Publishers Weekly also takes note of books that were promoted by their publishers as best sellers, but which did not make the grade. Publishers announce to the world that they are taking aim at best-seller lists by ordering big initial printings and by specifying generous advertising budgets. The biggest dud of the year, given the hype that surrounded it, was probably David Stockman's The Triumph of Politics, for which Harper & Row paid $2.4 million. A close second was Going for It: How to Succeed as an Entrepreneur by Victor Kiam, the Remington razor king, a book commissioned in the wake of the success of Iacocca. Morrow ordered an initial printing of 200,000 and had a $250,000 ad and promotion budget. It didn't help -- the book went nowhere.
Among other disappointments (commercially speaking, of course) were Rex Reed's first novel Personal Effects (Arbor House); The Other Guy Blinked: How Pepsi Won the Cola Wars by Roger Enrico with Jesse Kornbluth (Bantam); Man in White, the first novel by Johnny Cash (Harper & Row); Arthur C. Clarke's 2019, in which Macmillan tempted fate by making the author's name part of the title; How to Stop the One You Love From Drinking by Mary Ellen Pinkham (Putnam) and First Lady: A Portrait of Nancy Reagan, taken from the script of an NBC television show about her (St. Martin's).
Royalty in Bethesda
MARY LIDE came to her home on Tournay Road in Bethesda by way of Cornwall (where she was born), St. Hugh's College, Oxford (where she took up medieval history) and the University of Michigan in Ann Arbor (where she taught and studied). Her husband, an American whom she originally met at Oxford, is a physicist with the National Bureau of Standards in Gaithersburg. They have four children, the oldest 27, the youngest 20.
Next month, Warner Books will publish Lide's third novel, A Royal Quest. The first two were published in paperback by Warner -- Ann of Cambray (which has sold 625,000 copies) and Gifts of the Queen (which has sold 350,000). The success of the first two books has spurred Warner to do A Royal Quest in hardcover.

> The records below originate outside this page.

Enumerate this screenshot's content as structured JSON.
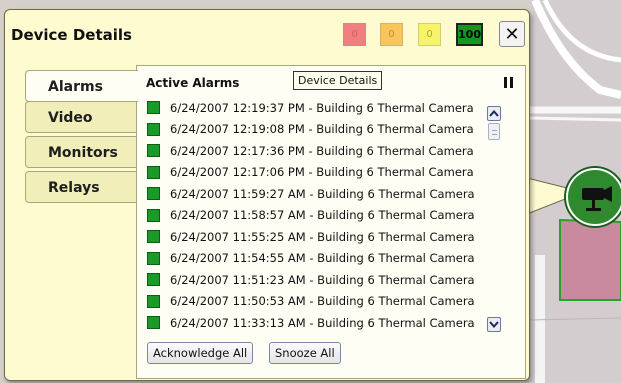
{
  "panel": {
    "title": "Device Details",
    "severity_counts": [
      {
        "color": "#f08080",
        "value": "0"
      },
      {
        "color": "#f8c45c",
        "value": "0"
      },
      {
        "color": "#f7f36a",
        "value": "0"
      },
      {
        "color": "#0f9a1f",
        "value": "100"
      }
    ],
    "close_label": "✕"
  },
  "tabs": [
    "Alarms",
    "Video",
    "Monitors",
    "Relays"
  ],
  "alarms": {
    "title": "Active Alarms",
    "tooltip": "Device Details",
    "items": [
      "6/24/2007 12:19:37 PM - Building 6 Thermal Camera",
      "6/24/2007 12:19:08 PM - Building 6 Thermal Camera",
      "6/24/2007 12:17:36 PM - Building 6 Thermal Camera",
      "6/24/2007 12:17:06 PM - Building 6 Thermal Camera",
      "6/24/2007 11:59:27 AM - Building 6 Thermal Camera",
      "6/24/2007 11:58:57 AM - Building 6 Thermal Camera",
      "6/24/2007 11:55:25 AM - Building 6 Thermal Camera",
      "6/24/2007 11:54:55 AM - Building 6 Thermal Camera",
      "6/24/2007 11:51:23 AM - Building 6 Thermal Camera",
      "6/24/2007 11:50:53 AM - Building 6 Thermal Camera",
      "6/24/2007 11:33:13 AM - Building 6 Thermal Camera"
    ],
    "acknowledge_label": "Acknowledge All",
    "snooze_label": "Snooze All"
  },
  "colors": {
    "panel_bg": "#fffbd0",
    "alarm_status": "#1a9a28",
    "device_icon": "#2f8a2f"
  },
  "icons": {
    "pause": "pause-icon",
    "close": "close-icon",
    "device": "camera-icon",
    "scroll_up": "chevron-up-icon",
    "scroll_down": "chevron-down-icon"
  }
}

All the books center around Ann of Cambray, a fictional heroine from a mythical place on the Welsh border, and are set in 12th-century England and France. Real characters and events are woven in with fictional ones. The first two novels have as their focus Henry II's seizure of the English crown. In the third, Henry's heirs and those of Ann and her husband, the Earl of Sedgemont, continue the story.
"I picked the 12th century to write about," says Lide, "because it was a time when women's position began to change. Indeed all feudal ideas began to change. People were more interested in saving their own skins than in duty or honor. Perhaps like any political age."
She has finished a fourth book, also due as in 1988 and tentatively titled Isobelle's Diary. It takes place in 19th-century North Africa. "It's really not such a jump as it sounds," says Lide. "That time in North Africa was in some ways a lot like the 12th century in England."
VICE PRESIDENT George Bush, who captained the Yale nine in the late 1940s, has provided a short foreword to Players' Choice: Major League Baseball Players Vote on the All-Time Greats (Facts on File). Compiled by Eugene and Roger McCaffrey, the book is based on a survey answered by 645 active and retired major league ballplayers, managers and coaches. Bush also picks his own all-time all-star team: Ted Williams, Joe DiMaggio and Babe Ruth in the outfield, Lou Gehrig at first, Joe Morgan at second, Phil Rizzuto at short, George Brett at third, Johnny Bench behind the plate, Nolan Ryan as right-handed pitcher, Sandy Koufax as lefty and Hoyt Wilhelm as reliever. The team chosen by the 645 players in the McCaffrey survey was: DiMaggio, Willie Mays and Ruth in the outfield, Gehrig at first, Charlie Gehringer at second, Honus Wagner at short, Brooks Robinson at third, Bench at catcher, Walter Johnson as righthanded pitcher, Koufax as the lefthander and Goose Gossage as reliever. Okay, enough of this hot-stove league stuff. Let's get on with the season.